We had gorgeous weather here in Georgia this weekend. After lots of cold and cloudy days, it was a relief to have a beautiful, sunny Saturday with temperatures nearing 60. My family and I have taken up the sport of kayaking after a good family friend showed us what great fun it is. We are not river kayakers. That sort of thing can get you killed if you don’t know what you are doing. We generally just paddle around in some of the lakes nearby. We haven’t been kayaking for a couple of months since it has been so cold. It’s still too cold to kayak, with the water in the 40s, but it’s not too cold for hiking. With this in mind, we planned a hike for Saturday afternoon.
I have a great book called “60 Hikes Within 60 Miles: Atlanta.” I believe there are other books with this same title for other cities in the U.S. I bought this a few years ago, and we’ve done many hikes in the book. We pulled the book off the shelf Friday night to flip through and choose a hike for Saturday. We wanted to do a hike we hadn’t done before. My husband found a page that I had marked with a highlighter pen. It was the Amicalola River hike. We have been to Amicalola State Park several times to hike up to the falls. This is not the same hike, and the trail is located in Dawson Forest, not in the State Park. The guide book said that this is a really good trail, so we loaded up the van with our kids and a good friend and headed up to Dawsonville.
As far as hikes go, this is not the most scenic of hikes. I think we may have possibly done the hike in the wrong direction. We started at the river and came upon the amazing Edge of the World rapids. It’s an appropriate name because the river goes from relatively smooth to tumbling over some major rocks to create a beautiful wild rapids. I’m sure if you were in a kayak or a canoe, it would look like you were toppling off the edge of the world. The rapids are scenic, but it’s generally best to save the best scenery for last on a hike so that you feel that you walked all that way for something spectacular, but this was our first sight. The rest of the hike is through a forest over rolling terrain. There are some good views of Springer Mountain at this time of year, but I have a feeling in the springtime with the trees leafed out, it would be difficult to see.
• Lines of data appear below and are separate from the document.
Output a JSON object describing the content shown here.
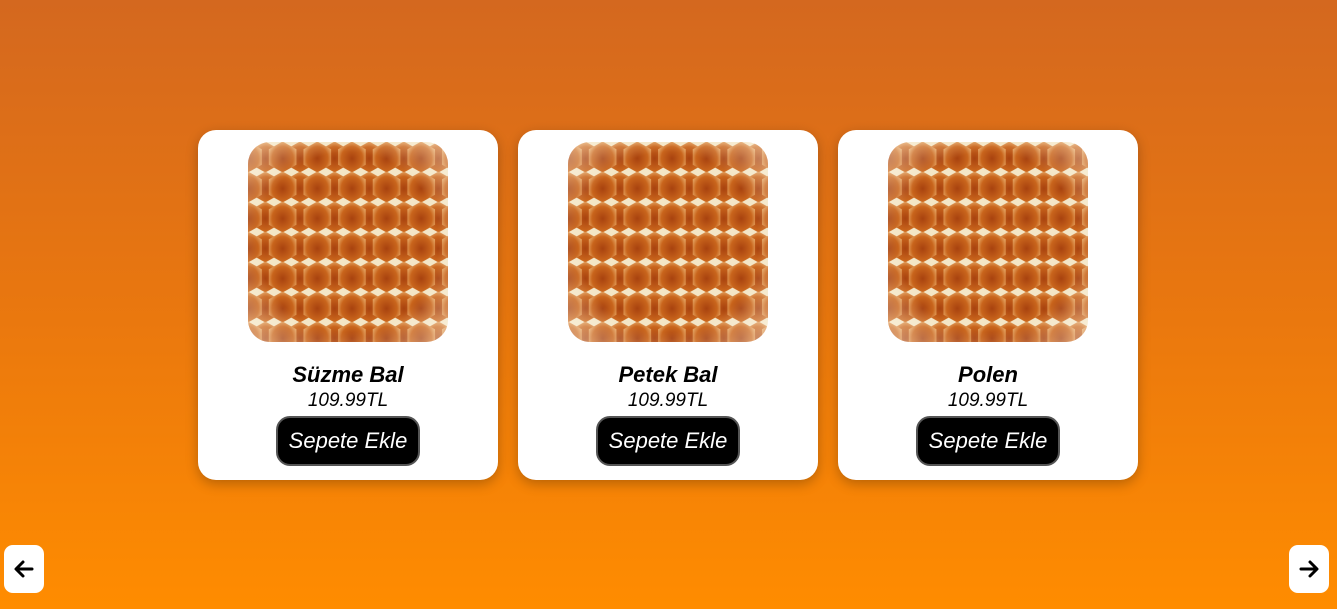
{
  "products": [
    {
      "name": "Süzme Bal",
      "price": "109.99TL",
      "button_label": "Sepete Ekle",
      "image": "honeycomb"
    },
    {
      "name": "Petek Bal",
      "price": "109.99TL",
      "button_label": "Sepete Ekle",
      "image": "honeycomb"
    },
    {
      "name": "Polen",
      "price": "109.99TL",
      "button_label": "Sepete Ekle",
      "image": "honeycomb"
    }
  ],
  "navigation": {
    "prev_icon": "arrow-left-icon",
    "next_icon": "arrow-right-icon"
  },
  "colors": {
    "background_top": "#d4681f",
    "background_bottom": "#ff8c00",
    "card": "#ffffff",
    "button": "#000000"
  }
}
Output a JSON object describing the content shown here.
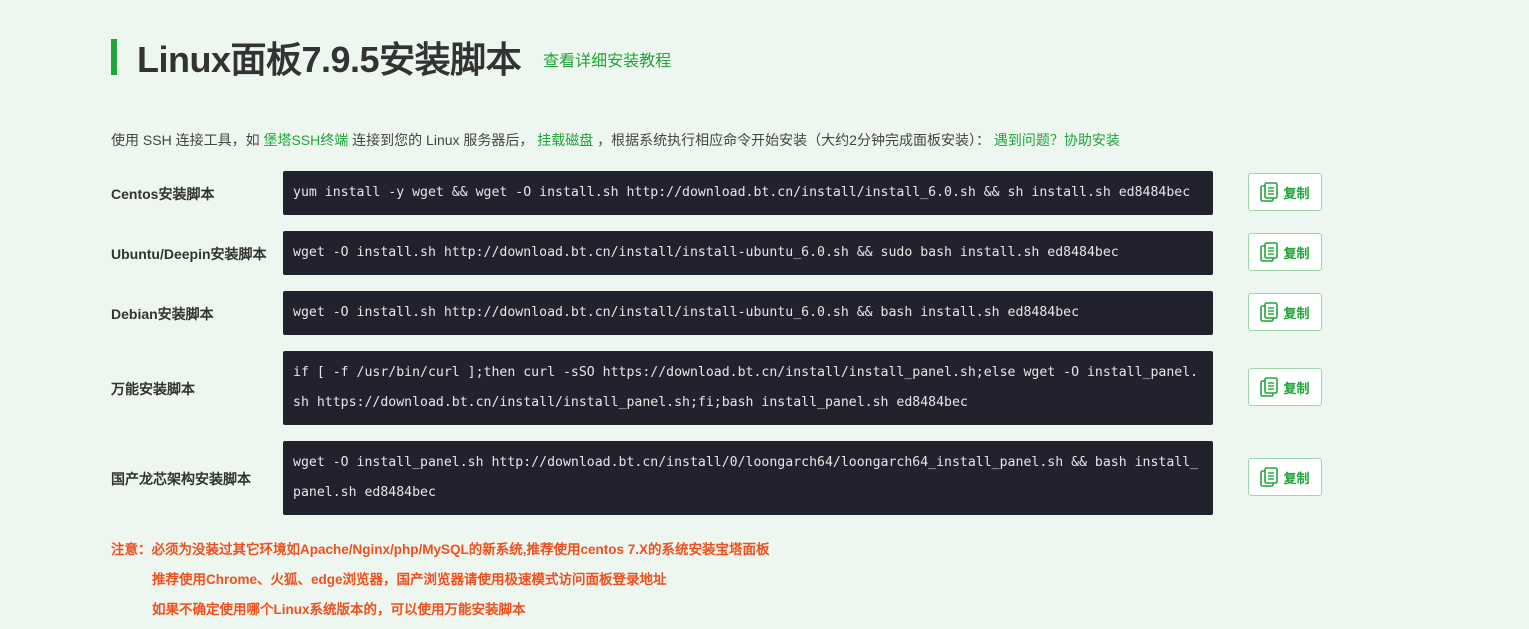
{
  "title": "Linux面板7.9.5安装脚本",
  "tutorial_link": "查看详细安装教程",
  "intro": {
    "part1": "使用 SSH 连接工具，如 ",
    "link_ssh": "堡塔SSH终端",
    "part2": " 连接到您的 Linux 服务器后， ",
    "link_disk": "挂载磁盘",
    "part3": " ，根据系统执行相应命令开始安装（大约2分钟完成面板安装）： ",
    "link_help": "遇到问题？协助安装"
  },
  "scripts": [
    {
      "label": "Centos安装脚本",
      "command": "yum install -y wget && wget -O install.sh http://download.bt.cn/install/install_6.0.sh && sh install.sh ed8484bec",
      "copy": "复制"
    },
    {
      "label": "Ubuntu/Deepin安装脚本",
      "command": "wget -O install.sh http://download.bt.cn/install/install-ubuntu_6.0.sh && sudo bash install.sh ed8484bec",
      "copy": "复制"
    },
    {
      "label": "Debian安装脚本",
      "command": "wget -O install.sh http://download.bt.cn/install/install-ubuntu_6.0.sh && bash install.sh ed8484bec",
      "copy": "复制"
    },
    {
      "label": "万能安装脚本",
      "command": "if [ -f /usr/bin/curl ];then curl -sSO https://download.bt.cn/install/install_panel.sh;else wget -O install_panel.sh https://download.bt.cn/install/install_panel.sh;fi;bash install_panel.sh ed8484bec",
      "copy": "复制"
    },
    {
      "label": "国产龙芯架构安装脚本",
      "command": "wget -O install_panel.sh http://download.bt.cn/install/0/loongarch64/loongarch64_install_panel.sh && bash install_panel.sh ed8484bec",
      "copy": "复制"
    }
  ],
  "notice": {
    "line1": "注意：必须为没装过其它环境如Apache/Nginx/php/MySQL的新系统,推荐使用centos 7.X的系统安装宝塔面板",
    "line2": "推荐使用Chrome、火狐、edge浏览器，国产浏览器请使用极速模式访问面板登录地址",
    "line3": "如果不确定使用哪个Linux系统版本的，可以使用万能安装脚本"
  },
  "colors": {
    "accent": "#20a53a",
    "code_bg": "#22222f",
    "warning": "#f0501e",
    "page_bg": "#eef7ef"
  },
  "icons": {
    "copy": "clipboard-icon"
  }
}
There are little signs along the path every so often explaining points of interest, such as an old logging route, a tree with barbed wire growing through it, and a spot that is the closest to some closed down nuclear power plant, with an area of land that is still questionable on the Geiger counter. Supposedly, the trail doesn’t go into this area, but it adds to the excitement of the hike. There is also evidence of the controlled burning that is done in the forest. Many of the trees are charred on the bottoms of them. There was virtually no underbrush. I’m not sure if this is simply because it is winter, or if the latest burn cleared the area out. We also did not see much in the way of wildlife. I did see a wolf spider, and a pack of dogs with some hikers that were training them to be search and rescue dogs.
This brings me to the eerie part of the hike. When I saw the search and rescue dogs in training, it made be think of Meredith Emerson. Meredith Emerson was the hiker from Gwinnett County who was abducted from Blood Mountain on January 1 of this year and later killed by Gary Hilton. Emerson was missing until Hilton, trying to save himself from a death penalty sentence, lead police to Emerson’s decapitated body. Her body was found in Dawson Forest. The biggest lesson from this tragedy is to never hike alone, especially if you are a female.
Could it be the Dawson Forest that we were hiking in? I’m pretty sure that it was. It is a remote area. We saw only two other sets of hikers on the trail on a beautiful Saturday afternoon, although the river area was more populated.
As we were finishing our hike and the sun was starting to go behind the mountain, the temperature dropped significantly and I was very chilled. I’m not sure if my chill was more from the coolness of the air, or of the realization that we were walking in an area where a killer may have hidden his last victim. I believe Meredith Emerson was also murdered in Dawson Forest, tied to a tree by Gary Hilton and bludgeoned to death. Having such a violent and tragic thing happen only a few weeks ago in the forest where we were hiking gave the area a ghostly sensation. It is not a hike I will soon forget.